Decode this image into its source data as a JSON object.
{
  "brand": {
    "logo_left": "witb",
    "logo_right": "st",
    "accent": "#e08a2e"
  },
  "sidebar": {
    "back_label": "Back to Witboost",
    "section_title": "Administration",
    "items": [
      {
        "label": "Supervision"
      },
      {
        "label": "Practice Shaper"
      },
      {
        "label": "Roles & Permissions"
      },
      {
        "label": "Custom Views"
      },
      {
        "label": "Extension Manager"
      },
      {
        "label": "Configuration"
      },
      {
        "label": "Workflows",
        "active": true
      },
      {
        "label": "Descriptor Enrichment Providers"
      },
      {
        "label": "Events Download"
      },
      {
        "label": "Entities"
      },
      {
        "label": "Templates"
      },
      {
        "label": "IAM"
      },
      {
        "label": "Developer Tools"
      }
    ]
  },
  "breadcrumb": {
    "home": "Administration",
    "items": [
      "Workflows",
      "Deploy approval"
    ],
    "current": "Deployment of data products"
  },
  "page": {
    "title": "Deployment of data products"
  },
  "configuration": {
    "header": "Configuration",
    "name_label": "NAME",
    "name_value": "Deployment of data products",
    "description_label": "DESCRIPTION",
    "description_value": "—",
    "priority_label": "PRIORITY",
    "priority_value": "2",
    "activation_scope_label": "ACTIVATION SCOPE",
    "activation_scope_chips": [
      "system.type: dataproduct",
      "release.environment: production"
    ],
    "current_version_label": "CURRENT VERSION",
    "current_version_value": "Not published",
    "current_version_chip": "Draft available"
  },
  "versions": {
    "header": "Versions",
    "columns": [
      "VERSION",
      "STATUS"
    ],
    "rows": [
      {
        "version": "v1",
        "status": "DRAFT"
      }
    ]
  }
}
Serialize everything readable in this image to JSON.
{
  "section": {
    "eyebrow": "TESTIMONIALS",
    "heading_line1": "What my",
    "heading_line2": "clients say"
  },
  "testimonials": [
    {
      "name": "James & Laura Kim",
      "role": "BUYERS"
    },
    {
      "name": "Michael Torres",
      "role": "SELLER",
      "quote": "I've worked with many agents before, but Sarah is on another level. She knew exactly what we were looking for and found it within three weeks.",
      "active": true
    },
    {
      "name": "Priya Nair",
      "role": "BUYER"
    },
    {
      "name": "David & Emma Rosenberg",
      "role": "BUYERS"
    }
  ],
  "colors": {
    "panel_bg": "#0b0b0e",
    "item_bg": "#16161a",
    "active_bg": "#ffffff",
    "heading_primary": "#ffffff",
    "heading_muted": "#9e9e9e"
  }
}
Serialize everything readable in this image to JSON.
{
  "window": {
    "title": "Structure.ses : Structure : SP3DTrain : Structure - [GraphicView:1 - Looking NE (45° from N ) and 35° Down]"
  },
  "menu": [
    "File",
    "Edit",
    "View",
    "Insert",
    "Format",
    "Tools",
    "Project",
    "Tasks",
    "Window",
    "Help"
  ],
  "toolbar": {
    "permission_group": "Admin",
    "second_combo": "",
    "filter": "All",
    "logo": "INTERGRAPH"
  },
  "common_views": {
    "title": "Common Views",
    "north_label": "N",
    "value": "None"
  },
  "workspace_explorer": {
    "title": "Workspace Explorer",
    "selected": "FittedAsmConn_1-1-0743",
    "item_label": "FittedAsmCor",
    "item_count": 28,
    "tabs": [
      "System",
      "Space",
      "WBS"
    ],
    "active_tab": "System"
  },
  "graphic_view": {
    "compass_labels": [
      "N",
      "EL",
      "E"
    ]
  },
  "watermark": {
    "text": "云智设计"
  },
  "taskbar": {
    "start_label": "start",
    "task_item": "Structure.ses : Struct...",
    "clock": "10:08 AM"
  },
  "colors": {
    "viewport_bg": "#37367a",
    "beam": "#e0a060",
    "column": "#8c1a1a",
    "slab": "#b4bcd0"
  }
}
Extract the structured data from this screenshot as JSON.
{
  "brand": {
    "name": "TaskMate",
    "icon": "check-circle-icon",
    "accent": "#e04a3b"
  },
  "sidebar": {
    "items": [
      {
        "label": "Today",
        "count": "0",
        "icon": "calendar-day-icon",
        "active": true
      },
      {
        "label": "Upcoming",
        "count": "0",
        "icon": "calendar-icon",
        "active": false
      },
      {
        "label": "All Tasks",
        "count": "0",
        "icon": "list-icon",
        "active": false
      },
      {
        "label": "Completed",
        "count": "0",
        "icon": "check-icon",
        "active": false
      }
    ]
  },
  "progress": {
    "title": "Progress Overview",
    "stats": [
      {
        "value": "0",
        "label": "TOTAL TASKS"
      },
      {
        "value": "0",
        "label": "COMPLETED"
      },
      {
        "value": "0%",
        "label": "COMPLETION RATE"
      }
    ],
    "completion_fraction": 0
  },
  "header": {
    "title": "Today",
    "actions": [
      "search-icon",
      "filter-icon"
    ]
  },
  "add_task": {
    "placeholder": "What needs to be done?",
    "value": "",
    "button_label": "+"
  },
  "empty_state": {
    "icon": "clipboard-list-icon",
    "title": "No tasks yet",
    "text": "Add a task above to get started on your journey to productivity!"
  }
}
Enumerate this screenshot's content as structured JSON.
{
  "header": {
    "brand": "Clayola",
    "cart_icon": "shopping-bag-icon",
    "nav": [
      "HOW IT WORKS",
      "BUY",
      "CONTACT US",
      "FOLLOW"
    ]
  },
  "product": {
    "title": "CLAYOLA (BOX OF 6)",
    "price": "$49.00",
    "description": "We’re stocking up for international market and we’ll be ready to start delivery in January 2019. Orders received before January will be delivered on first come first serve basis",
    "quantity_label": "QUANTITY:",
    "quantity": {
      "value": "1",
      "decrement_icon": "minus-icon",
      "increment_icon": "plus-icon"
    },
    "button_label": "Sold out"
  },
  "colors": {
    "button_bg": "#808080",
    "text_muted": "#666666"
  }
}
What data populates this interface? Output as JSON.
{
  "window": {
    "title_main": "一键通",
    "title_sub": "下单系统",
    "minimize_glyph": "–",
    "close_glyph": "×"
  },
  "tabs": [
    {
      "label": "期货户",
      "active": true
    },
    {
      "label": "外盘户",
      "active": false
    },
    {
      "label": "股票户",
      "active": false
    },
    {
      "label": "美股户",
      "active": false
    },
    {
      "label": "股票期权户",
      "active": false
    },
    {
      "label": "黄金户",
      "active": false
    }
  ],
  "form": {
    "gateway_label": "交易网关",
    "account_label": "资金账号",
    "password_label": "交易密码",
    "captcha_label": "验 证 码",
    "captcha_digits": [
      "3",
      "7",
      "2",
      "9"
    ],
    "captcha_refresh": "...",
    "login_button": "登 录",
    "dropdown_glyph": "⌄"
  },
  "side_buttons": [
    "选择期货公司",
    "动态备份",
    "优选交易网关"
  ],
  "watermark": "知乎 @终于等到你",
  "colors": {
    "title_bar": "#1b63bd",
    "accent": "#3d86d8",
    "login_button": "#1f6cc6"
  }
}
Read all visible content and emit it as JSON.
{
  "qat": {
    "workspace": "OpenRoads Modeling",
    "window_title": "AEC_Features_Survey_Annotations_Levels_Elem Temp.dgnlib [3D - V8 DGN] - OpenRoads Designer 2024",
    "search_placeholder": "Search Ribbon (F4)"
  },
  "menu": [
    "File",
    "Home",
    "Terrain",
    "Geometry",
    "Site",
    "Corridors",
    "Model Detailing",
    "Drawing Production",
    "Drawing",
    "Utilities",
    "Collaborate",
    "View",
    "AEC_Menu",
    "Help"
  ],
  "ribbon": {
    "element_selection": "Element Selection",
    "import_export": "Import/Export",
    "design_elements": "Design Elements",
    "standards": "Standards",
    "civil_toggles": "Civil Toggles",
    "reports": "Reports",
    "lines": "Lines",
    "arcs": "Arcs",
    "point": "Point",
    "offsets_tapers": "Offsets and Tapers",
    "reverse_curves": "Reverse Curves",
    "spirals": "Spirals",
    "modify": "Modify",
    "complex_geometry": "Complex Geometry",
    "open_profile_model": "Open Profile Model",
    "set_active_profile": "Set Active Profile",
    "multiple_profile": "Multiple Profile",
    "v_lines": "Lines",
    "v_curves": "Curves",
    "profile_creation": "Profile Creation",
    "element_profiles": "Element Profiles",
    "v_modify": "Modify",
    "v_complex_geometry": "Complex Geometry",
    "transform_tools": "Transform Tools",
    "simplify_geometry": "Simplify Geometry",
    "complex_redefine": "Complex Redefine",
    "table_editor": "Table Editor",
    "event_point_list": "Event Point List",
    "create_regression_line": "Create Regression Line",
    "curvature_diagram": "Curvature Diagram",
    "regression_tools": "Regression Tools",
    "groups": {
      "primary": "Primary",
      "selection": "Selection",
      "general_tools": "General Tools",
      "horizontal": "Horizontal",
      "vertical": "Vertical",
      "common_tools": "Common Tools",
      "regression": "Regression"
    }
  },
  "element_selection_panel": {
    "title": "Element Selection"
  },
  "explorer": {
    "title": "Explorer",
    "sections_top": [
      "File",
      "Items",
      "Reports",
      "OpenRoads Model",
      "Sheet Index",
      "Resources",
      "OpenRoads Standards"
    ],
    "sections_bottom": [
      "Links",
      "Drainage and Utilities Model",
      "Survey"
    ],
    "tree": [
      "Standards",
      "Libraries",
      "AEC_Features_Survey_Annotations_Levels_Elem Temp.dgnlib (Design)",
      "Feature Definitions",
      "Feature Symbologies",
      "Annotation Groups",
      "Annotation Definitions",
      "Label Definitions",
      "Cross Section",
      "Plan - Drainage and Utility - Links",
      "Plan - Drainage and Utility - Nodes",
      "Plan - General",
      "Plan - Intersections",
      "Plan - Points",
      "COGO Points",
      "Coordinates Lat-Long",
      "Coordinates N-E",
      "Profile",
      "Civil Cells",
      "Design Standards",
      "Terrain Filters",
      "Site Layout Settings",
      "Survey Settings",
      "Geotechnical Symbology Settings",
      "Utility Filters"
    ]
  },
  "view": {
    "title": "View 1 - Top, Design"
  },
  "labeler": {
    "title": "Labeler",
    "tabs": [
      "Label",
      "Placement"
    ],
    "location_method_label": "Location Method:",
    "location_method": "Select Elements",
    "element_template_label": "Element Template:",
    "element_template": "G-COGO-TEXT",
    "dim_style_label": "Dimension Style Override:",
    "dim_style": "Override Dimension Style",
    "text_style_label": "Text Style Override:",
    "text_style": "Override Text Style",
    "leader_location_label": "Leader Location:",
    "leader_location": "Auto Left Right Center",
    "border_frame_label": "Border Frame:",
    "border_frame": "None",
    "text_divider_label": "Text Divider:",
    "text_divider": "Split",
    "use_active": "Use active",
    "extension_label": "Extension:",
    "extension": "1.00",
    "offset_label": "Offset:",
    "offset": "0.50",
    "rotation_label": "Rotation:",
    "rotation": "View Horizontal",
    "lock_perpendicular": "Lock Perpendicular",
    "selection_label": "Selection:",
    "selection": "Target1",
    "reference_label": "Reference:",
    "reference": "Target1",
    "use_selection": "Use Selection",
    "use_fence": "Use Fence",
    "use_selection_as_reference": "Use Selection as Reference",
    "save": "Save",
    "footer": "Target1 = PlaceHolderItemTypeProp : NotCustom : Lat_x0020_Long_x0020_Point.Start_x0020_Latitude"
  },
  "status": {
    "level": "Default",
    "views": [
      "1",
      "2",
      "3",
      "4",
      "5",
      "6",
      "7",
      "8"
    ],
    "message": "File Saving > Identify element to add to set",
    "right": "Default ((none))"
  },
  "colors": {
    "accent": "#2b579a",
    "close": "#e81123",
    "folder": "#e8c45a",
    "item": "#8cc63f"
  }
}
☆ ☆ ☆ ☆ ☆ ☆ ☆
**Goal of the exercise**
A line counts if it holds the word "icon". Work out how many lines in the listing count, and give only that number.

**Answer to the problem**
11